What did they do as youngsters that provided them with the basis to becoming some of the world’s best players?
They all played the game of Futsal.
Futsal is the format of Small Sided Football that is recognised and supported by FIFA and UEFA with World and European Championships for club and national teams.
The name 'Futsal' simply combines the Spanish words for ‘Hall’ - Sala - and ‘Football’ - Futbol - into Futsal.
It is a five-a-side game, played with hockey sized goals and a smaller ball with a reduced bounce.
As a small-sided game players are constantly placed in situations where they must receive or play whilst under pressure or in confined spaces and it places considerable demand on technique, movement, tactical awareness and fitness.
Keen to emphasise the South American roots of a sport that the likes of Ronaldo, Denilson and Roberto Carlos all grew up playing, Futsal was the name chosen by FIFA for the only version of 5-aside football that it supports, when it took over as the governing body of the sport in 1989.
After the first FIFA Futsal World Championships, which took place in the Netherlands in the same year, Futsal began to increase in stature as more and more Associations began to adopt the sport, keen to take advantage of its benefits in developing players for the bigger game.
Individual close ball skills are developed through an increased number of touches during the game, whilst players are nearly always placed in reduced space situations and are constantly forced to make decisions which demand speed of thought and quick reflexes.
Esentially 5-aside but with some twists on how the game is currently played across most of England, Futsal has been designed to provide a high paced, energetic, fast flowing game for spectators at the same time as allowing players to be at their most creative by protecting those showing attacking flair.
The end-to-end, non-stop, goalmouth action has proven a hit with the fans as the number of professional leagues in the world game grows every year. Russia, Portugal, Italy, Brazil and Argentina all have professional leagues along with Spain, the current World Champions, whose league regularly attracts over thirty thousand spectators a week to it’s games.
Futsal fever is currently encapsulating most of the globe but it owes a great deal of its success and all of its appeal to the streets and playgrounds of South America were the game was first conceived.
South American Origins
Futsal has its origins in the South American countries of Uruguay and Brazil where, in the 1930’s, two versions of small sided football were being played in the cities of Montevideo and Sao Paulo respectively.
In Montevideo, the Argentinean coach Juan Carlos Ceriani developed an indoor version of the 11 aside game that could be played in youth competitions in the local YMCA’s.
Meanwhile in Brazil, a version began to develop on the streets of Sao Paulo, leading to the publishing of the first rules of the game in 1936 from the country that would soon become the masters of the game.

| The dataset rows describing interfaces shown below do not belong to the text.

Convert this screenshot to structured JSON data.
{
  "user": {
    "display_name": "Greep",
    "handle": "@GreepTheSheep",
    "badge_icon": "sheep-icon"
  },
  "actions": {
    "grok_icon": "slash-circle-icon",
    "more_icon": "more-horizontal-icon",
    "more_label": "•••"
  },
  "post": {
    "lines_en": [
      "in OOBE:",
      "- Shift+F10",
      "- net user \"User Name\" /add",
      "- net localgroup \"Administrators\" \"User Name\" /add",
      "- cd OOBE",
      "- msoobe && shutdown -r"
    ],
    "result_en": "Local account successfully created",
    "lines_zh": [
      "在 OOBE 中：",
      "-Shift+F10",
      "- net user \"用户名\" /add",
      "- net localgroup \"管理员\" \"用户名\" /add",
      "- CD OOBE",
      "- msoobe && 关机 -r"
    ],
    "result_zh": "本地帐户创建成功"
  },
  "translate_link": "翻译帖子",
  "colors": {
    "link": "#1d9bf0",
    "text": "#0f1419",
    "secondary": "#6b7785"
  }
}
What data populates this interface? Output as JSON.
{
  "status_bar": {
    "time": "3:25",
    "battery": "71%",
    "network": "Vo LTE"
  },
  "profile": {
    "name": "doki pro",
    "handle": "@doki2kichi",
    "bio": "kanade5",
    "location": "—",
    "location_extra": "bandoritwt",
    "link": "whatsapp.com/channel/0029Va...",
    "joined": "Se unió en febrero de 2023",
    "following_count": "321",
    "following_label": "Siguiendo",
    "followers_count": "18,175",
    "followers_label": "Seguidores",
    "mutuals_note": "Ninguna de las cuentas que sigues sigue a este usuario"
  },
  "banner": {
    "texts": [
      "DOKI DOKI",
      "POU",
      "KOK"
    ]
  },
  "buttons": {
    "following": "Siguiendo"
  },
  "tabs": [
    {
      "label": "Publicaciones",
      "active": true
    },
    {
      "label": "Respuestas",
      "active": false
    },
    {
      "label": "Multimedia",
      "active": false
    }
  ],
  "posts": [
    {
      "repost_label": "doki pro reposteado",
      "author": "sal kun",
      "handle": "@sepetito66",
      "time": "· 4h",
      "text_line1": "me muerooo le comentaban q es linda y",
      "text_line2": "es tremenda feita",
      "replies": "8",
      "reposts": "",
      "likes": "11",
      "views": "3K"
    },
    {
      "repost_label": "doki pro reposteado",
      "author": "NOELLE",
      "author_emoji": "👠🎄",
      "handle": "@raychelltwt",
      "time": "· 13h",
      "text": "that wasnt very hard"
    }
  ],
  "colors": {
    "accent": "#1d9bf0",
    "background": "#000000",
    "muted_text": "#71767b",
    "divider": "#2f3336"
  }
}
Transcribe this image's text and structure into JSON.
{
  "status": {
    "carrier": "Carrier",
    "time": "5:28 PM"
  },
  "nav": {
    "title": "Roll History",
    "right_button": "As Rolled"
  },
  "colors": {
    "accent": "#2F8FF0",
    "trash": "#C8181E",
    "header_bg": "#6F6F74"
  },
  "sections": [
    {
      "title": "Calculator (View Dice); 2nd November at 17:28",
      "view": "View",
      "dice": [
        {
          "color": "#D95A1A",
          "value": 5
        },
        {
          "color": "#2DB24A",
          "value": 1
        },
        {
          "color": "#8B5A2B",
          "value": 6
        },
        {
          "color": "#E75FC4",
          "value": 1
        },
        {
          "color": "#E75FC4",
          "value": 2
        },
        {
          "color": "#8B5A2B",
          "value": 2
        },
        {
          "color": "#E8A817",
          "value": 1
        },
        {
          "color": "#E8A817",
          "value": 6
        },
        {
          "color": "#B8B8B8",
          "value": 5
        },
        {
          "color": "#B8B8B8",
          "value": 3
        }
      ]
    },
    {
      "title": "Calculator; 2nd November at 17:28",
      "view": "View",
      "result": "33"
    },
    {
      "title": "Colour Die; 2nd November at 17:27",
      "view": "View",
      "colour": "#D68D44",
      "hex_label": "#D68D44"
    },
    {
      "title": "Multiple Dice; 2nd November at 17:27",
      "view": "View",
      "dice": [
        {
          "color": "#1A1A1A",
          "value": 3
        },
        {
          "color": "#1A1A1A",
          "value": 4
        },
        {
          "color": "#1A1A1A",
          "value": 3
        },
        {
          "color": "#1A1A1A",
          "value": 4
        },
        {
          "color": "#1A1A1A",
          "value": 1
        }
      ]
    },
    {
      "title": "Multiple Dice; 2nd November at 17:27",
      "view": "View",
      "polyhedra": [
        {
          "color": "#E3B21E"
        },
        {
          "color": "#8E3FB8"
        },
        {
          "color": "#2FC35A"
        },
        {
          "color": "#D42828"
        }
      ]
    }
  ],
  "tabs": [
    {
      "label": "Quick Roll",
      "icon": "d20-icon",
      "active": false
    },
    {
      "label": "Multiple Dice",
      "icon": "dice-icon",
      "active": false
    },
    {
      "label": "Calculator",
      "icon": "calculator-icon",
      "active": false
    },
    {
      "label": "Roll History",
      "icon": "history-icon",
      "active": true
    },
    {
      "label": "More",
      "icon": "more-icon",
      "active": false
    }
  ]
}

The sport began to spread from the South American continent and with it’s growing popularity came the need for a governing body and a World Championships. The International Federation for Futebol de Sala, FIFUSA, was officially founded in Brazil in 1971 and the first FIFUSA world championships were held in Sao Paulo with the hosts taking first place ahead of Paraguay and Uruguay. The Brazilians fielded stars from their 11-aside game that had been brought up playing the sport with amongst others Pele, Rivelino, Falcao and Zico demonstrating their skills as Futsal players.
The game continued to grow under FIFUSA with even more countries participating in the second world championships that took place in 1985, this time hosted in Madrid.
FIFA Takes Control
It was becoming clear that the sport was beginning to outgrow FIFUSA and in 1989 FIFA took over as the governing body, abbreviating Futebol de Sala to ‘Futsal’ and organising the first FIFA Futsal World Championship held in the Netherlands in the same year.
Under FIFA’s control new rules were introduced aimed at improving the technical and aspects of the game for players and spectators alike. The ball was made slightly larger (increased to a size 4) but still weighted to reduce bounce, the linesmen were replaced with the second referee and unlimited substitutions were introduced.
FIFA’s relationships with its member associations enabled more and more countries to gain access to futsal knowledge and resources. This was no doubt a major factor in the increase in the number of participating nations in the fourth FIFA world championships held in Gautamala City in 2000, in which Spain ended the dominance of Brazil in world Futsal beating them in the final. This was the crowning glory on an excellent performance by all the UEFA Associations taking part.
The dominance of UEFA associations at the Guatemala finals did not come out of blue and was the result of a development plan that began in 1996 when UEFA, recognising the growth in Futsal across the continent in the early 1990’s, arranged a European tournament for national teams in Cordoba, Spain, which was eventually won by the hosts.
UEFA continued to build on the growing popularity of the game, organising the first European Championships back in Spain but this time in Granada, which the Russians won after a penalty shoot out. The tournament attracted record number of crowds and convinced UEFA to carry on with the development of the game, encouraging even more of it’s member associations to take part in the qualifying rounds of the second UEFA Championships held in Moscow in 2001.
In the same year, encouraged by the growth in stature of the domestic leagues in Europe, UEFA created the official European competition for futsal clubs – the UEFA Futsal Cup, with teams from member associations earning their right to play in the competition by winning the National League or Championship organised by their own association.